“The decay of my flesh” part was meant to portray cynicism towards religion. I wanted the anger to be sardonic, as if wondering how, if there was a god, how this god could make these things happen. The “eat it and remember” is a way of letting that anger spill out to everyone around you and shoving it in their faces so that they too can feel your anger. But Sang Mi changed this into the grieving person only seeing the decay of the dead body and forgetting that the “take and eat” part signifies a later resurrection.

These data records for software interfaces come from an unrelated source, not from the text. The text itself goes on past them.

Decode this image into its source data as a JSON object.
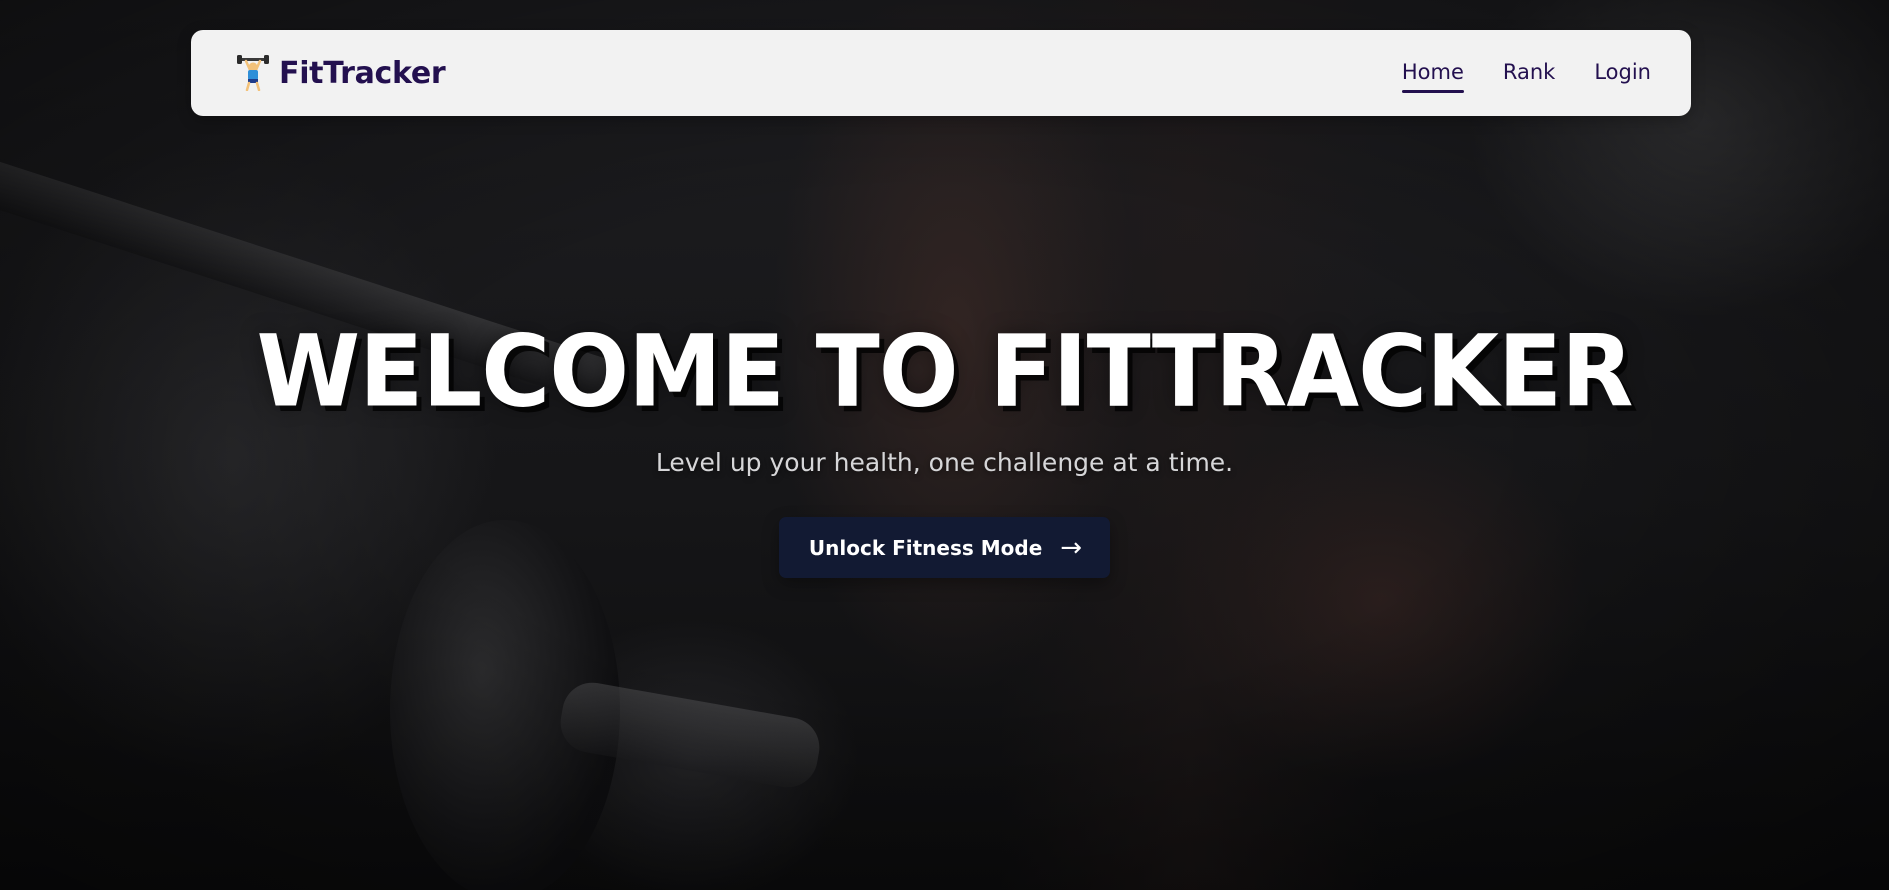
{
  "navbar": {
    "brand_icon": "weightlifter-icon",
    "brand_name": "FitTracker",
    "links": [
      {
        "label": "Home",
        "active": true
      },
      {
        "label": "Rank",
        "active": false
      },
      {
        "label": "Login",
        "active": false
      }
    ]
  },
  "hero": {
    "title": "WELCOME TO FITTRACKER",
    "subtitle": "Level up your health, one challenge at a time.",
    "cta_label": "Unlock Fitness Mode",
    "cta_icon": "arrow-right-icon",
    "background": "gym-dumbbell-photo"
  },
  "colors": {
    "brand": "#23104f",
    "cta_background": "#121a33",
    "navbar_background": "#f2f2f2",
    "hero_text": "#ffffff",
    "subtitle_text": "#d6d6d8"
  }
}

Which works out just as well. And I like that, that you can see this piece on many different levels and relate to it in many different ways. Sang Mi is conscientious about making meaning in her music — her other electronic work, “Chasm,” is all about the Korean war and the devestation wrecked by it. She also composed a piece for this silent movie about humans demolishing the moon people — everyone in her class had to compose to it and many made a slapstick-like melody. But she remembered how the founding of America was done in the same manner — you know, Europeans sailing in and wrecking war with the Native Americans. She made her music dark, which gave the whole movie this eerie feel that just made you think and think. So whatever meaning she wants to fashion out of my words, I completely trust her.

 

Votapek: And where do things like Judas Iscariot come in…? Where do all the lines fit in in general?

Kim: Well, Judas Iscariot is the universal symbol of betrayal. And fear rattles your foundation, in essence making you betray yourself and making you do or feel things you don’t understand. Then there is the wordplay between pray and prey.

“No one is watching” is that feeling of being completely alone while you are grieving. I guess on the religious level, since we got all into that, the person could be questioning “where is the one who watches even the sparrows fall? I don’t feel that force watching over me now.”

Votapek: You really liked Diana’s voice, I hear.

Kim: The way she narrated it…she had everything down. It was expressive and her voice is so beautiful. I liked how you couldn’t tell if it was a child or a woman speaking. And she used so many colors. After Sang Mi played it for her studio, people asked her if she used more than one narrator because at times her voice sounded completely different, depending on what she was portraying. Sang Mi told them that Diana was her only narrator and that she did not electronically alter Diana’s voice — Diana was able to create so many different affects by herself. Her flight attendant voice was very captivating. It was a great moment–you have these lions growling around you in the section between sorrow and anger (they were using four big speakers and Sang Mi made it so that the growls would go around in a circle), and then you have this big storm representing anger. It gets louder and louder, and almost unbearable then suddenly — Sang Mi cuts off all the noise instantaneously, leaving only a thin trail of sound. Diana’s voice then enters, all cool in her flight attendant voice. I’m sure if they hired her at an airport, there would be less passenger stress because she just sounds that soothing.

Votapek: Where is Ms. Ahn now?

Kim: (gently) You can call her Sang Mi, I don’t think she would mind. Ms Ahn sounds too formal.

Votapek: What about Lady Ahn?

Kim: Haha. She would kill you! I’m the Gaga enthusiast, not Sang Mi …Anyways, she’s probably sleeping now. She had only two hours of sleep last night, due to working on a final project. And now she’s done for the semester.

Votapek: But composing is not just a semester job now, is it?

Kim: No, of course not. But hopefully she’ll get a little breather.

[A review of Ahn’s Metro Graffiti, the work she composed prior to “fragile beings,” can be read here]

-comments disabled.

Advertisements